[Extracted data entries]
******************************

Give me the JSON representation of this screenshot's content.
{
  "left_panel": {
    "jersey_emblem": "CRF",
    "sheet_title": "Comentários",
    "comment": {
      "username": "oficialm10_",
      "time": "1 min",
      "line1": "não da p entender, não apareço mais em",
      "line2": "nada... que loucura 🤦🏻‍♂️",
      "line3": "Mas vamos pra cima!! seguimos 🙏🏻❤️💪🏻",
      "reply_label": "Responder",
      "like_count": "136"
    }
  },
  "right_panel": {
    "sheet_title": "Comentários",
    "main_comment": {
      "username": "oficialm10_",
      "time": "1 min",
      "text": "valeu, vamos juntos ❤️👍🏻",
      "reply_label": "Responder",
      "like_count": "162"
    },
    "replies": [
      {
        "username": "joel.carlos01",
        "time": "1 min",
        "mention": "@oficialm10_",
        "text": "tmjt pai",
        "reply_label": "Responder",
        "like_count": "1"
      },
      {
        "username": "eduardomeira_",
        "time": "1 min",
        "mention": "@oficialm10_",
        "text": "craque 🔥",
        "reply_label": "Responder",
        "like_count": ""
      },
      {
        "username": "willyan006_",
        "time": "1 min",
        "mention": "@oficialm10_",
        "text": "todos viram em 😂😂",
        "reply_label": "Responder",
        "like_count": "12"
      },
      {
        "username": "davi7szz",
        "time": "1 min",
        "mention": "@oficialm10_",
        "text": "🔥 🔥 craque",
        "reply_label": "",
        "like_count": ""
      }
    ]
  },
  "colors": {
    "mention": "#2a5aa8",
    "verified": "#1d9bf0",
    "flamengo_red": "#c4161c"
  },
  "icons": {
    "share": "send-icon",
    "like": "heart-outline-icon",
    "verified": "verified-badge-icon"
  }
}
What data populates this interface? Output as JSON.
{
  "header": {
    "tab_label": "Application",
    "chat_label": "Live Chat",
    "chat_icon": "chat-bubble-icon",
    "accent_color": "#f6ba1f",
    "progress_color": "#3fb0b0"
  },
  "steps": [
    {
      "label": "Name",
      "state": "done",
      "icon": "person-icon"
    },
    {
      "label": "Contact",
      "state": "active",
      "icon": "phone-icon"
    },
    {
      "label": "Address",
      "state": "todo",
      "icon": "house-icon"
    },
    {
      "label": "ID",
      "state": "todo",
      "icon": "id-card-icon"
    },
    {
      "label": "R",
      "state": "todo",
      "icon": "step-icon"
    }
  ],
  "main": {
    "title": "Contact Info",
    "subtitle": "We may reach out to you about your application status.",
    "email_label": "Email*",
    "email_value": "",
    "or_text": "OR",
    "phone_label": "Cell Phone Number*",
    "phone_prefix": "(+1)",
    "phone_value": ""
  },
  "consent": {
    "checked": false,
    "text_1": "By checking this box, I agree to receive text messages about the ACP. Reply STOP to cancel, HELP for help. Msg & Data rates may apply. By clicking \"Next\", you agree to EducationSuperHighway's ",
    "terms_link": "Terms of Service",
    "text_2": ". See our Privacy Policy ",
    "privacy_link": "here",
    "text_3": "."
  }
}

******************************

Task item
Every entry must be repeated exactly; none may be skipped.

Final answer
Give me the JSON representation of this screenshot's content.
{
  "left_panel": {
    "jersey_emblem": "CRF",
    "sheet_title": "Comentários",
    "comment": {
      "username": "oficialm10_",
      "time": "1 min",
      "line1": "não da p entender, não apareço mais em",
      "line2": "nada... que loucura 🤦🏻‍♂️",
      "line3": "Mas vamos pra cima!! seguimos 🙏🏻❤️💪🏻",
      "reply_label": "Responder",
      "like_count": "136"
    }
  },
  "right_panel": {
    "sheet_title": "Comentários",
    "main_comment": {
      "username": "oficialm10_",
      "time": "1 min",
      "text": "valeu, vamos juntos ❤️👍🏻",
      "reply_label": "Responder",
      "like_count": "162"
    },
    "replies": [
      {
        "username": "joel.carlos01",
        "time": "1 min",
        "mention": "@oficialm10_",
        "text": "tmjt pai",
        "reply_label": "Responder",
        "like_count": "1"
      },
      {
        "username": "eduardomeira_",
        "time": "1 min",
        "mention": "@oficialm10_",
        "text": "craque 🔥",
        "reply_label": "Responder",
        "like_count": ""
      },
      {
        "username": "willyan006_",
        "time": "1 min",
        "mention": "@oficialm10_",
        "text": "todos viram em 😂😂",
        "reply_label": "Responder",
        "like_count": "12"
      },
      {
        "username": "davi7szz",
        "time": "1 min",
        "mention": "@oficialm10_",
        "text": "🔥 🔥 craque",
        "reply_label": "",
        "like_count": ""
      }
    ]
  },
  "colors": {
    "mention": "#2a5aa8",
    "verified": "#1d9bf0",
    "flamengo_red": "#c4161c"
  },
  "icons": {
    "share": "send-icon",
    "like": "heart-outline-icon",
    "verified": "verified-badge-icon"
  }
}
What data populates this interface? Output as JSON.
{
  "header": {
    "tab_label": "Application",
    "chat_label": "Live Chat",
    "chat_icon": "chat-bubble-icon",
    "accent_color": "#f6ba1f",
    "progress_color": "#3fb0b0"
  },
  "steps": [
    {
      "label": "Name",
      "state": "done",
      "icon": "person-icon"
    },
    {
      "label": "Contact",
      "state": "active",
      "icon": "phone-icon"
    },
    {
      "label": "Address",
      "state": "todo",
      "icon": "house-icon"
    },
    {
      "label": "ID",
      "state": "todo",
      "icon": "id-card-icon"
    },
    {
      "label": "R",
      "state": "todo",
      "icon": "step-icon"
    }
  ],
  "main": {
    "title": "Contact Info",
    "subtitle": "We may reach out to you about your application status.",
    "email_label": "Email*",
    "email_value": "",
    "or_text": "OR",
    "phone_label": "Cell Phone Number*",
    "phone_prefix": "(+1)",
    "phone_value": ""
  },
  "consent": {
    "checked": false,
    "text_1": "By checking this box, I agree to receive text messages about the ACP. Reply STOP to cancel, HELP for help. Msg & Data rates may apply. By clicking \"Next\", you agree to EducationSuperHighway's ",
    "terms_link": "Terms of Service",
    "text_2": ". See our Privacy Policy ",
    "privacy_link": "here",
    "text_3": "."
  }
}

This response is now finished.